**INFORMATION SUPPLIED:**
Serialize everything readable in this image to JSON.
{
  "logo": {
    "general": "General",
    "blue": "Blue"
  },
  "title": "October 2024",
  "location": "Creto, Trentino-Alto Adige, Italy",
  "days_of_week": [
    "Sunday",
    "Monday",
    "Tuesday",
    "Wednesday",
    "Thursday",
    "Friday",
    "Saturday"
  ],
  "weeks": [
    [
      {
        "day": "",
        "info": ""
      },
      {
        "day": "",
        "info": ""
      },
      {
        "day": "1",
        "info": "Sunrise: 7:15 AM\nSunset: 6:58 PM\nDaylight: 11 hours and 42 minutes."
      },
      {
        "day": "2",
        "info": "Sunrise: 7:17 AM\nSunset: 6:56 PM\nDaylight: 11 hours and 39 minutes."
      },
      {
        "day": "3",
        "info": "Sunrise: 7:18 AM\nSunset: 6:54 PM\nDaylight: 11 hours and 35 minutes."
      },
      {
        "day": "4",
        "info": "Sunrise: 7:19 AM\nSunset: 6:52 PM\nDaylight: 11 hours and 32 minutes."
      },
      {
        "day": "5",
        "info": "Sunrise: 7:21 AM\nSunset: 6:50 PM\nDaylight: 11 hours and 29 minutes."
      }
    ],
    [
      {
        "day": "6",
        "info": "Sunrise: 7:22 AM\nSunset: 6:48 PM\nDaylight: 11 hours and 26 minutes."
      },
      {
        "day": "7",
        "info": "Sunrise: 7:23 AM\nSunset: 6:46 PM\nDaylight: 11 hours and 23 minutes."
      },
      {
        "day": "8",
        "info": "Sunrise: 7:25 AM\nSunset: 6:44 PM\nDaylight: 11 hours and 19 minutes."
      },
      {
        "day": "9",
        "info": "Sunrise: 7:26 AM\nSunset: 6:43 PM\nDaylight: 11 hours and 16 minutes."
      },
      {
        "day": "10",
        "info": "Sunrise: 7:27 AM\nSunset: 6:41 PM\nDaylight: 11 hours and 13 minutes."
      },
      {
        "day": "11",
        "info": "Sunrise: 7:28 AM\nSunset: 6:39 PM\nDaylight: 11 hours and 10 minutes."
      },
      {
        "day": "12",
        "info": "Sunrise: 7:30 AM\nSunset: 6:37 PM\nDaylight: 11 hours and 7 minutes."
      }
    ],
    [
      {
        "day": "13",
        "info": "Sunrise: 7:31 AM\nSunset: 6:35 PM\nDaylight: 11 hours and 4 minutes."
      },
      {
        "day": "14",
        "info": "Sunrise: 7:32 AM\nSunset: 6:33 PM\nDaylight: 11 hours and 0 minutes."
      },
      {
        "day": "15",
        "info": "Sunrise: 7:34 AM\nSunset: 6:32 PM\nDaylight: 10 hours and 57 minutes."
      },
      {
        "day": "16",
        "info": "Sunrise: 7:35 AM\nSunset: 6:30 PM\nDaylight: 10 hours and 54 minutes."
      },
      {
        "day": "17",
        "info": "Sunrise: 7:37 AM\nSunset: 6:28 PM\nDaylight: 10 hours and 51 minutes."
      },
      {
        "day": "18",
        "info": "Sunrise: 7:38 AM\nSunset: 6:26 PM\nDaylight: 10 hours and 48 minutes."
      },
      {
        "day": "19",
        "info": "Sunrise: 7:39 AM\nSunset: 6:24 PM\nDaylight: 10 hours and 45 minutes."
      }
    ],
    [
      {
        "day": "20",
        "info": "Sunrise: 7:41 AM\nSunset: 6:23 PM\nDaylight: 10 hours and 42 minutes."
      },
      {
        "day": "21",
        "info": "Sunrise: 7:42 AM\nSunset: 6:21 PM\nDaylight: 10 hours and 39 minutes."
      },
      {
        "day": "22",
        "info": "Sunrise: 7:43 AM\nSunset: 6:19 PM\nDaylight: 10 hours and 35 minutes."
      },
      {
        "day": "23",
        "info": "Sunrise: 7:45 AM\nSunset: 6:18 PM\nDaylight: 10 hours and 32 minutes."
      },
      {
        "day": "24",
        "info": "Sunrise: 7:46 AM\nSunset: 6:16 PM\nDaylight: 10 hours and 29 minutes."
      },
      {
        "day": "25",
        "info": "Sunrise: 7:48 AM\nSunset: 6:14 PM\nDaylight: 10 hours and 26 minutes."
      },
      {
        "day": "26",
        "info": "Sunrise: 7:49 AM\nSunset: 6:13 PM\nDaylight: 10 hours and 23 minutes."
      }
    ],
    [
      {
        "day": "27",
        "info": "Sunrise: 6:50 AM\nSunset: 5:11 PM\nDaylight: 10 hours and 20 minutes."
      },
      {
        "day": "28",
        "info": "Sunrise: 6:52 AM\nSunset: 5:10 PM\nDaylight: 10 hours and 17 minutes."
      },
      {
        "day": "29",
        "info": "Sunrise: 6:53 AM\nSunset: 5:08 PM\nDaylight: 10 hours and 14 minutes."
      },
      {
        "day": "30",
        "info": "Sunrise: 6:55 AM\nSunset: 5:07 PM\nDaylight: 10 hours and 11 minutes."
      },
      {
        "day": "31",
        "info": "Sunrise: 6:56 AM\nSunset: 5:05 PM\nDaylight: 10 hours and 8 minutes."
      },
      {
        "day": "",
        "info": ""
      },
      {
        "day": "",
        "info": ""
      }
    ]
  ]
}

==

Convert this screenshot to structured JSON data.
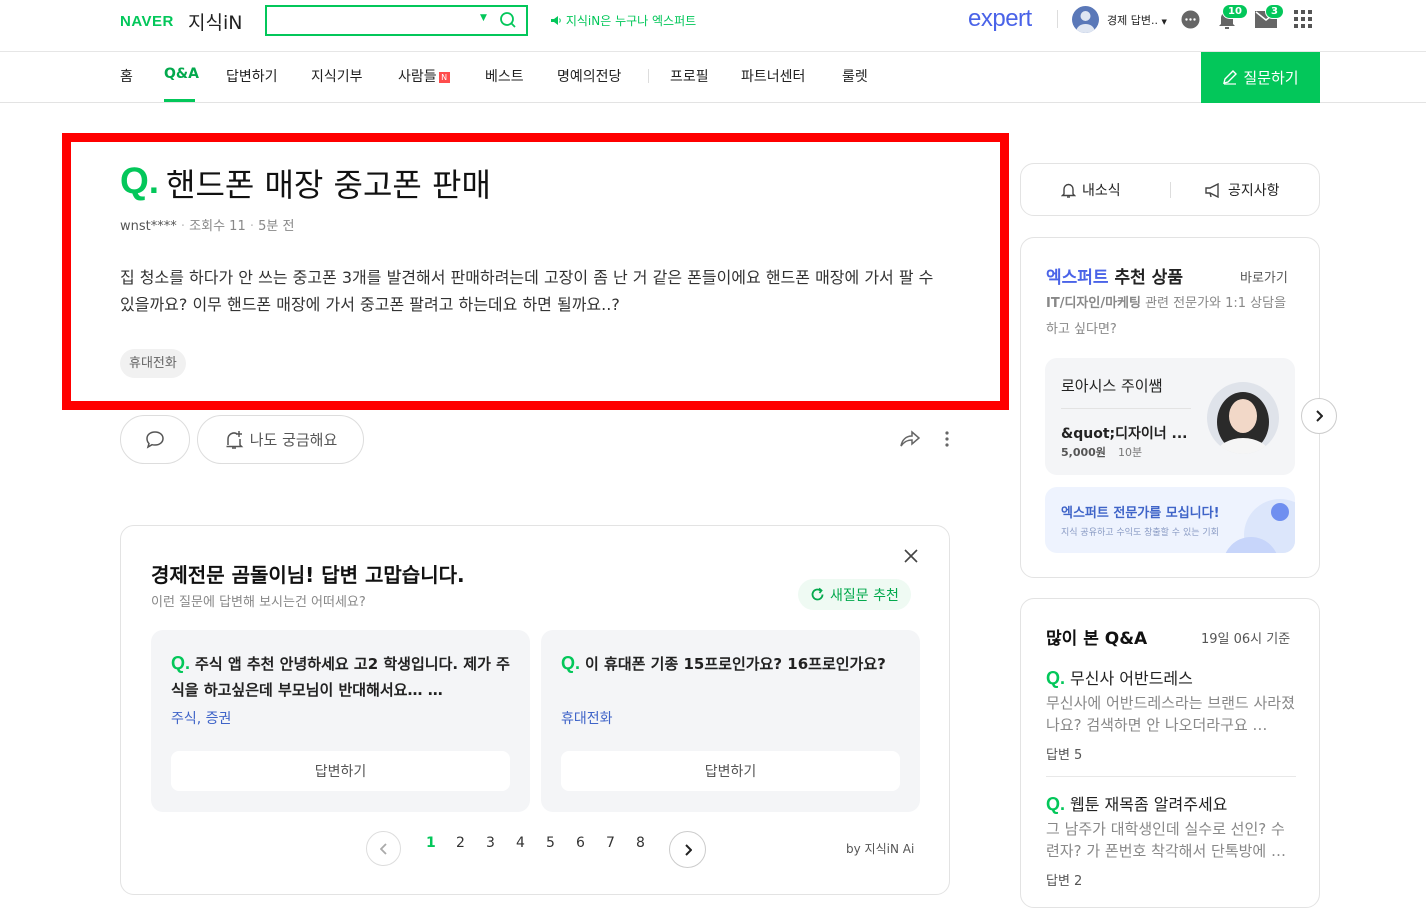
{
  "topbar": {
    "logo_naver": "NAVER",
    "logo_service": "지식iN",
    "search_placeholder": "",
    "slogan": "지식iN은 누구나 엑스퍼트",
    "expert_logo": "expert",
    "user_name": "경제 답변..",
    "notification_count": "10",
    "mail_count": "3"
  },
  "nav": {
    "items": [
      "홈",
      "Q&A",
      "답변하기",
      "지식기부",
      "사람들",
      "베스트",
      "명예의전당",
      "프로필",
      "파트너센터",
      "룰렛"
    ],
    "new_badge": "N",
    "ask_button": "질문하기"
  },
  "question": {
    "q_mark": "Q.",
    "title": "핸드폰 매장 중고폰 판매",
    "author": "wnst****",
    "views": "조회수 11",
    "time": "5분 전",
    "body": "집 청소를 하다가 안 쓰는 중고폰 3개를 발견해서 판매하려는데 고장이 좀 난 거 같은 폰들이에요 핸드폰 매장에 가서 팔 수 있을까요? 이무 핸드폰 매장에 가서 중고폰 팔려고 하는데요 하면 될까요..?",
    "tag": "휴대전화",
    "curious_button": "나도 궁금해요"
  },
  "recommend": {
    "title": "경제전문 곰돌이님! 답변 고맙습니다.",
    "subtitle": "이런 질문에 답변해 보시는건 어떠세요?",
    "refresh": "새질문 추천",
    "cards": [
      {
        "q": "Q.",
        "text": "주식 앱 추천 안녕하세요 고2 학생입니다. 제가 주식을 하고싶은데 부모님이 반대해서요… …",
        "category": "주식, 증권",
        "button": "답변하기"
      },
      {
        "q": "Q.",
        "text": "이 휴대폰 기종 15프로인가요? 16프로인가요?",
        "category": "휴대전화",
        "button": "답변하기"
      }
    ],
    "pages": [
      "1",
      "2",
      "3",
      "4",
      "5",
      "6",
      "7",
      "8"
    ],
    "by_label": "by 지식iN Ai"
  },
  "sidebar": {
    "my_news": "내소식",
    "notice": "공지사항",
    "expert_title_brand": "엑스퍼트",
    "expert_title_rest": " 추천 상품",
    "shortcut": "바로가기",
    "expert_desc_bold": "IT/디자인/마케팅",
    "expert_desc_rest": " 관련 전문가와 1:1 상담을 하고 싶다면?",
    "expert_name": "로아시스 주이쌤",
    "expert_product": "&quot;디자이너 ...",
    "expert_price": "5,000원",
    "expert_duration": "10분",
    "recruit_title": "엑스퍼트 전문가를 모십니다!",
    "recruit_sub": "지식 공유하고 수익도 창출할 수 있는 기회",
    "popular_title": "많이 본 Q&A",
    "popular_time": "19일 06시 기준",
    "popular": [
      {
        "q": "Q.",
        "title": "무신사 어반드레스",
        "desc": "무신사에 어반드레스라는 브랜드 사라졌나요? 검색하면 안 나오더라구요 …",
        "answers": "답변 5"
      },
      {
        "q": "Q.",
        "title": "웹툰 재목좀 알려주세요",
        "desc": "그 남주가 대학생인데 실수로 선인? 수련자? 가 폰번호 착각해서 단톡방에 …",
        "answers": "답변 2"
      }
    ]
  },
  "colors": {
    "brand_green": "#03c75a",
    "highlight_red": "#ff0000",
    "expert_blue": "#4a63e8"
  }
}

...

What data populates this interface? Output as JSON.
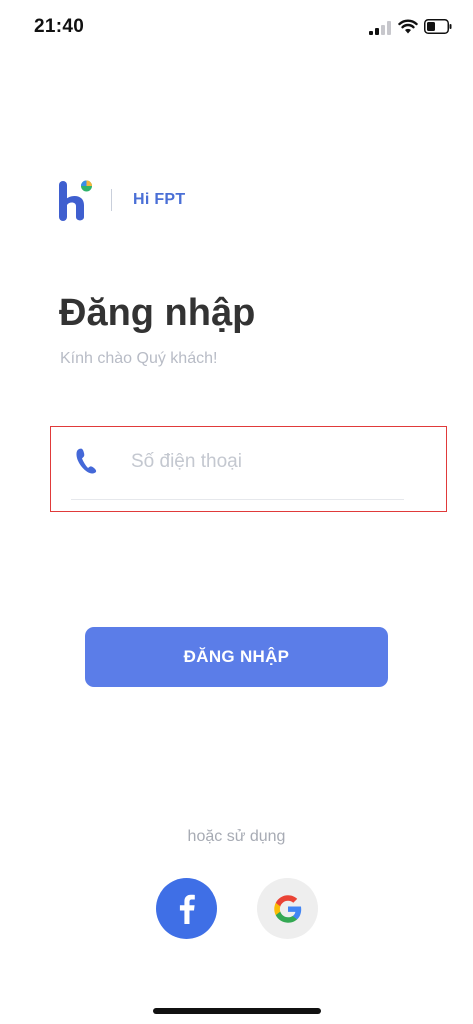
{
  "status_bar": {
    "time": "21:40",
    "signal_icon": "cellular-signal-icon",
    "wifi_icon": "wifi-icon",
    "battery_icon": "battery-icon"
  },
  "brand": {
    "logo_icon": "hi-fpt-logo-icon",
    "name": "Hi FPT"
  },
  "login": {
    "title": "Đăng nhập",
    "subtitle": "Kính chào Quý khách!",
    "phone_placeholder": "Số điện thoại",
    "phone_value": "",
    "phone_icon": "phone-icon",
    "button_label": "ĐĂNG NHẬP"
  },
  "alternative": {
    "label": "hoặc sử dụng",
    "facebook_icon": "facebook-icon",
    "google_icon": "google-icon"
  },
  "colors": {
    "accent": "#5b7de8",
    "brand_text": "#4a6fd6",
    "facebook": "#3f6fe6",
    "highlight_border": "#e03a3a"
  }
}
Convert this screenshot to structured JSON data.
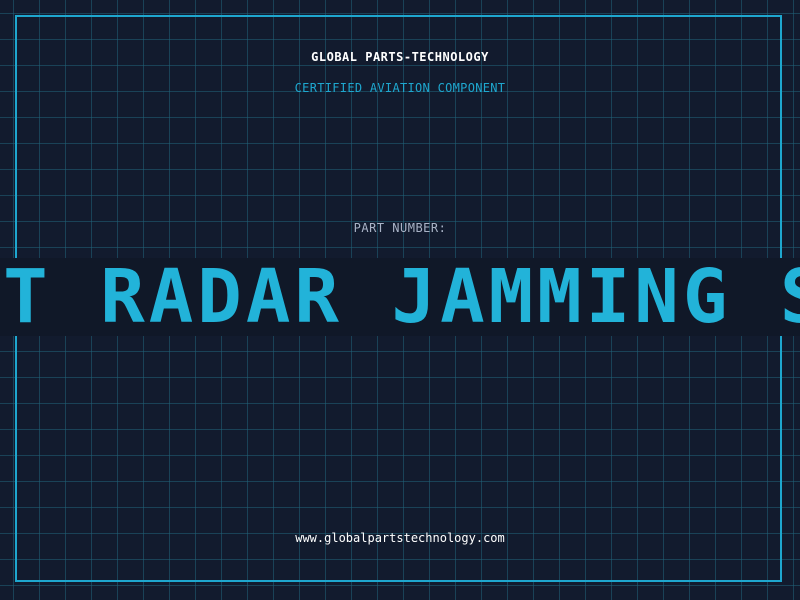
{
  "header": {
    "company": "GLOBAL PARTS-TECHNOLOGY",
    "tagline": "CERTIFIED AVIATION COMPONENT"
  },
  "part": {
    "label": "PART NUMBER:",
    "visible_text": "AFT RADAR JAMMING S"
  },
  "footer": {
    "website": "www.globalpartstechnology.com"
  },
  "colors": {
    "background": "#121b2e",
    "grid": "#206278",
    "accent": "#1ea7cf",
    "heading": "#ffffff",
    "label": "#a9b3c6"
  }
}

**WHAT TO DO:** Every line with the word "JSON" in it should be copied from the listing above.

**ANSWER SECTION:**
Serialize everything readable in this image to JSON.
Convert this screenshot to structured JSON data.
What data populates this interface? Output as JSON.
Convert this screenshot to structured JSON data.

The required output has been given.